Checklist for Closing on Your Own Home

alpharetta real estate

Now that you have a contract on your house, you are approximately half-way to completing the sale. Details become even more important now, since sales are lost when necessary details are not handled properly.

closing on homeMark your calendar with time-critical dates from the contract and on all amendments, attachments and forms. (Such as when the property inspection must be complete, when the buyer must have financing approval, and all other contingency dates.) If you overlook these dates, you may lose the sale or be in breach of contract – both of which may have financial and legal implications. If your buyer is working with a real estate agent, you may be relieved of some of the following duties, but you will need to coordinate with the agent to make sure all details are covered.

Below are lists of items and approximate time frames for their completion:

Immediately Upon Acceptance of the Contract

  • Follow-up on any terms outlined in the contract (providing homeowner association paperwork, septic tank clearance letter, Termite Clearance Letter, etc)
  • Contact the buyer to see when the inspection is scheduled
  • Confirm that the buyer has applied for financing (only if prospect has not been pre-approved) and secure the lender’s contact information
  • Call the lender to provide your contact information and determine when the appraisal will be scheduled so you can be onsite for this process

During The Home Inspection

  • This will take approximately two hours and you should be onsite to answer any questions
  • You will need to provide access to all areas of the home (crawlspaces, attics, etc) to the inspector
  • If the property is currently vacant, be sure all utilities are on prior to the inspection

One to Two Weeks Following the Acceptance Date of the Contract

  • Negotiate the proposed inspection amendment from the buyer
  • Ensure that you are meeting the requirements of the contract, meeting all deadlines, and that the process is moving forward (use your calendar to monitor daily)
  • Contact the buyer to determine a mutually agreeable closing time
  • Call the closing attorney’s office to schedule the closing
  • Reserve your moving truck or schedule your moving service
  • Update the Termite Clearance Letter (no longer required, but still recommended and should be after the inspection amendment is finalized) and if the home was pre-inspected, call the company for an updated letter or schedule an inspection
  • Contact the buyer’s lender to make sure they have all necessary information
  • Ask the lender if they will be able to meet the closing date
  • Get contact information on the closing attorney
  • Provide the closing attorney with current mortgage loan(s) information and/or equity line of credit information (this should include your account numbers, contact information for the lender(s) and your personal information)
  • Request directions to the closing from the closing attorney
  • Begin making repairs included in the contract and/or inspection amendment

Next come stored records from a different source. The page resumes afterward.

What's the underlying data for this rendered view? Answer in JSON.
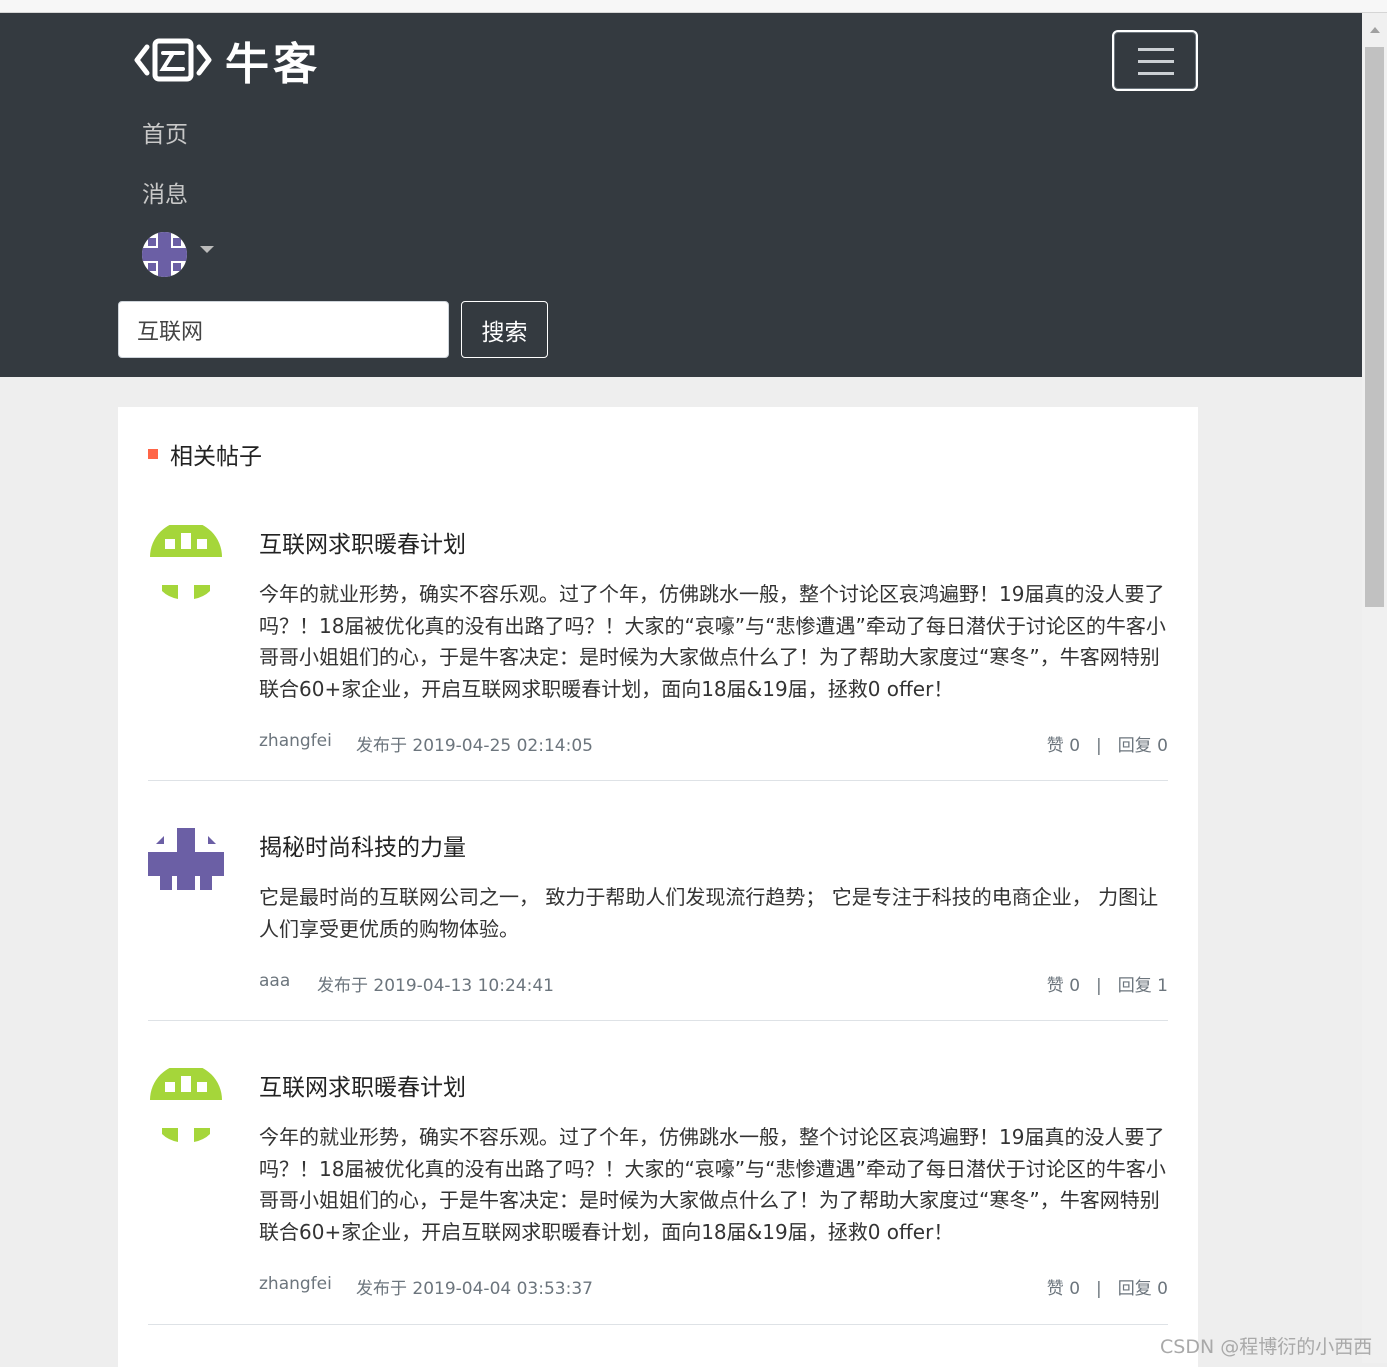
{
  "brand": {
    "name": "牛客",
    "logo_icon": "niuke-logo-icon"
  },
  "nav": {
    "items": [
      {
        "label": "首页"
      },
      {
        "label": "消息"
      }
    ],
    "menu_icon": "hamburger-icon"
  },
  "search": {
    "value": "互联网",
    "button_label": "搜索"
  },
  "section": {
    "title": "相关帖子"
  },
  "posts": [
    {
      "title": "互联网求职暖春计划",
      "body": "今年的就业形势，确实不容乐观。过了个年，仿佛跳水一般，整个讨论区哀鸿遍野！19届真的没人要了吗？！18届被优化真的没有出路了吗？！大家的“哀嚎”与“悲惨遭遇”牵动了每日潜伏于讨论区的牛客小哥哥小姐姐们的心，于是牛客决定：是时候为大家做点什么了！为了帮助大家度过“寒冬”，牛客网特别联合60+家企业，开启互联网求职暖春计划，面向18届&19届，拯救0 offer！",
      "author": "zhangfei",
      "date": "发布于 2019-04-25 02:14:05",
      "likes": "赞 0",
      "replies": "回复 0",
      "avatar_color": "#a5d63a"
    },
    {
      "title": "揭秘时尚科技的力量",
      "body": "它是最时尚的互联网公司之一， 致力于帮助人们发现流行趋势； 它是专注于科技的电商企业， 力图让人们享受更优质的购物体验。",
      "author": "aaa",
      "date": "发布于 2019-04-13 10:24:41",
      "likes": "赞 0",
      "replies": "回复 1",
      "avatar_color": "#6b5fa5"
    },
    {
      "title": "互联网求职暖春计划",
      "body": "今年的就业形势，确实不容乐观。过了个年，仿佛跳水一般，整个讨论区哀鸿遍野！19届真的没人要了吗？！18届被优化真的没有出路了吗？！大家的“哀嚎”与“悲惨遭遇”牵动了每日潜伏于讨论区的牛客小哥哥小姐姐们的心，于是牛客决定：是时候为大家做点什么了！为了帮助大家度过“寒冬”，牛客网特别联合60+家企业，开启互联网求职暖春计划，面向18届&19届，拯救0 offer！",
      "author": "zhangfei",
      "date": "发布于 2019-04-04 03:53:37",
      "likes": "赞 0",
      "replies": "回复 0",
      "avatar_color": "#a5d63a"
    }
  ],
  "meta_separator": "|",
  "watermark": "CSDN @程博衍的小西西"
}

Two Weeks Before Closing Date

  • Get a change of address package from the post office and begin notification process
  • Begin collecting information to pass on to the new owner (receipts for appliances, warranty information, owner’s manuals, repair and contractor contact information and dates of service)
  • Contact buyer to inform them that all agreed repairs have been completed
  • Contact loan officer to ensure that there have been no problems and that no further information is needed from you

One Week Before Closing

  • Call your utility companies to schedule the final readings and the disconnect dates
  • Call Lender to ensure that the buyer has been informed of the exact amounts needed in certified funds
  • Call the buyer with information about the utility company changes so they may do the “switch over” at the utility company offices
  • Collect receipts and information in relation to the work done to satisfy the inspection amendment and provide copies for the buyer

Two Days Before

  • Take your preliminary HUD 1 Settlement Agreement to your attorney for his or her review
  • Verify that the terms of the contract are correct and pay special attention to the line items for water bills, homeowner association dues, and mortgage balances
  • If you have any concerns, discuss them with your own attorney
  • If there is a chance of any dispute, your attorney will advise you to bring proof of payment to the closing
  • Contact the buyer to schedule the final walk-through

Day of Closing

  • Bring a photo ID
  • Bring any documents requested by the closing attorney or the buyer
  • Bring your checkbook, just in case there is a small item that needs to be handled on the spot (this is usually not necessary, but it’s always nice to have that option)
  • Give the new owner your forwarding address and phone number in case anything is accidentally sent to you at the old address

Jeff’s Note: One of the most frequently overlooked items that can delay a closing is the lack of certified funds for closing. If you are working without an agent, you may want to remind the buyer that these funds are needed at the closing, just in case they don’t know. You may want to let them know that getting funds from certain sources, such as stocks and equity lines, can take up to three days

See what other buying and selling checklists can help your real estate ventures go smoothly.